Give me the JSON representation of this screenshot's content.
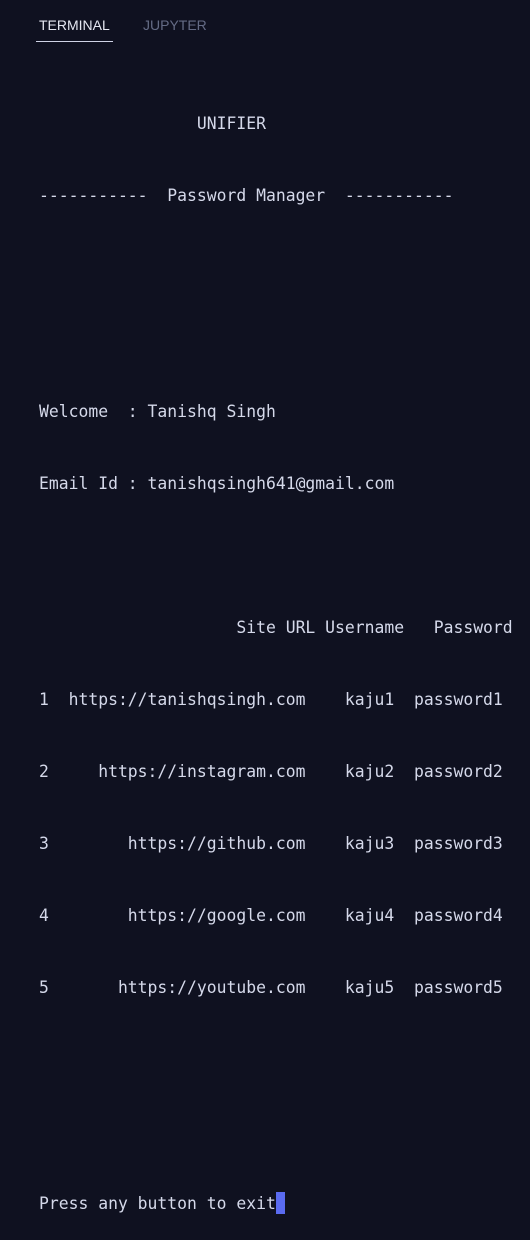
{
  "tabs": [
    {
      "label": "TERMINAL",
      "active": true
    },
    {
      "label": "JUPYTER",
      "active": false
    }
  ],
  "terminal": {
    "lines": [
      "                UNIFIER",
      "-----------  Password Manager  -----------",
      "",
      "",
      "Welcome  : Tanishq Singh",
      "Email Id : tanishqsingh641@gmail.com",
      "",
      "                    Site URL Username   Password",
      "1  https://tanishqsingh.com    kaju1  password1",
      "2     https://instagram.com    kaju2  password2",
      "3        https://github.com    kaju3  password3",
      "4        https://google.com    kaju4  password4",
      "5       https://youtube.com    kaju5  password5",
      "",
      "",
      "Press any button to exit"
    ]
  },
  "colors": {
    "background": "#0f1120",
    "text": "#d5d9ea",
    "cursor": "#5a6bf0",
    "tab_active": "#e6e8f2",
    "tab_inactive": "#646b85"
  }
}
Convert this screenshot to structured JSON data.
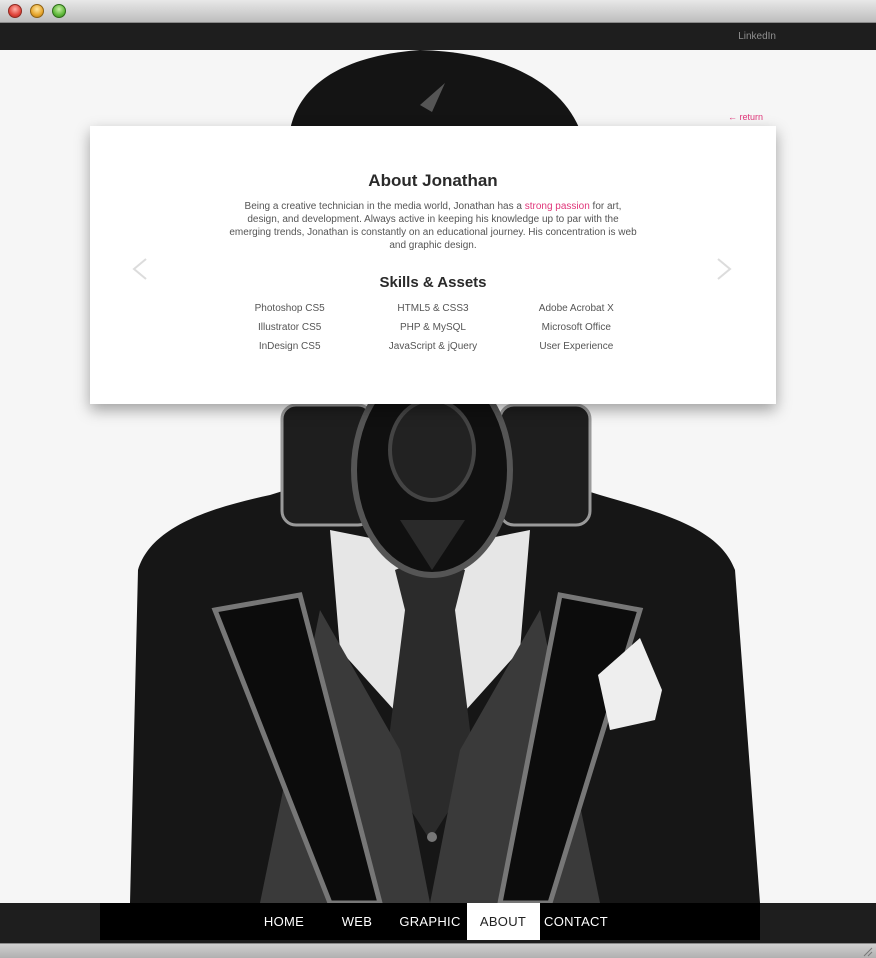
{
  "header": {
    "linkedin_label": "LinkedIn"
  },
  "card": {
    "return_label": "← return",
    "title": "About Jonathan",
    "intro_before": "Being a creative technician in the media world, Jonathan has a ",
    "intro_highlight": "strong passion",
    "intro_after": " for art, design, and development. Always active in keeping his knowledge up to par with the emerging trends, Jonathan is constantly on an educational journey. His concentration is web and graphic design.",
    "skills_title": "Skills & Assets",
    "skills": [
      "Photoshop CS5",
      "HTML5 & CSS3",
      "Adobe Acrobat X",
      "Illustrator CS5",
      "PHP & MySQL",
      "Microsoft Office",
      "InDesign CS5",
      "JavaScript & jQuery",
      "User Experience"
    ]
  },
  "nav": {
    "items": [
      {
        "label": "HOME"
      },
      {
        "label": "WEB"
      },
      {
        "label": "GRAPHIC"
      },
      {
        "label": "ABOUT"
      },
      {
        "label": "CONTACT"
      }
    ],
    "active_index": 3
  },
  "colors": {
    "accent": "#e0367a",
    "bar": "#1e1e1e",
    "card": "#ffffff",
    "text": "#2a2a2a"
  }
}
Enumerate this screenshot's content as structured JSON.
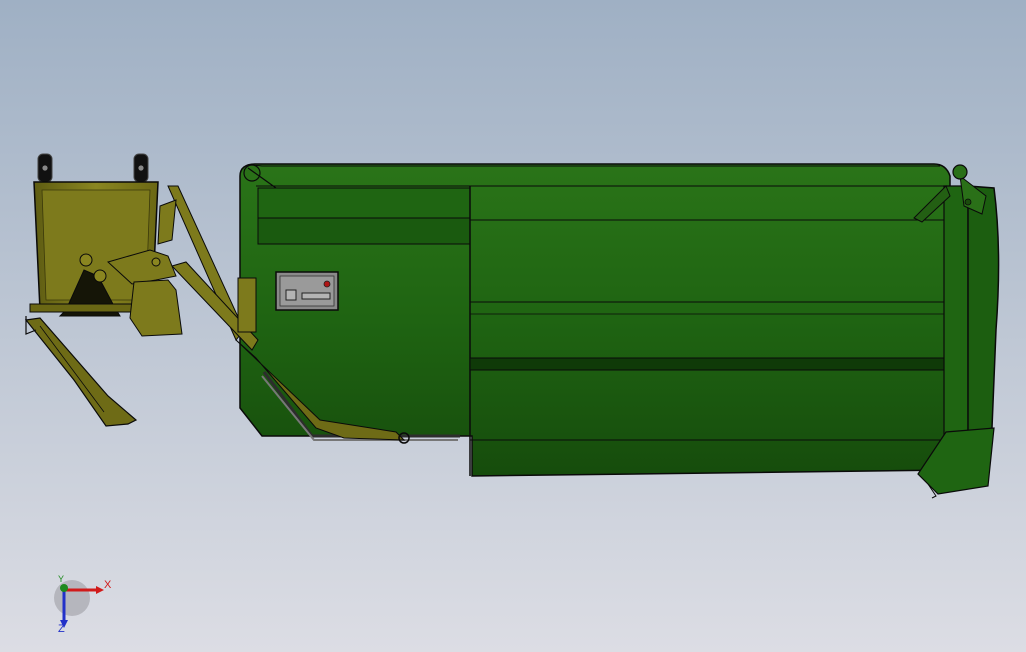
{
  "viewport": {
    "background_top": "#9fb0c4",
    "background_bottom": "#dcdde4"
  },
  "colors": {
    "container_green": "#1c5e10",
    "container_dark": "#0f3a08",
    "container_light": "#2c7a1a",
    "bin_olive": "#7d7a1c",
    "bin_olive_dark": "#4e4c0f",
    "outline": "#0a0a0a",
    "control_panel": "#8a8a8a",
    "control_led": "#b01515"
  },
  "model": {
    "name_icon": "garbage-truck-compactor-icon",
    "parts": [
      "waste-bin",
      "lifting-arm",
      "container-body",
      "tail-door",
      "control-box"
    ]
  },
  "triad": {
    "x_label": "X",
    "y_label": "Y",
    "z_label": "Z",
    "icon": "coordinate-triad-icon"
  }
}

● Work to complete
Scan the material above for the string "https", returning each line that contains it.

● Response area
      "1  https://tanishqsingh.com    kaju1  password1",
      "2     https://instagram.com    kaju2  password2",
      "3        https://github.com    kaju3  password3",
      "4        https://google.com    kaju4  password4",
      "5       https://youtube.com    kaju5  password5",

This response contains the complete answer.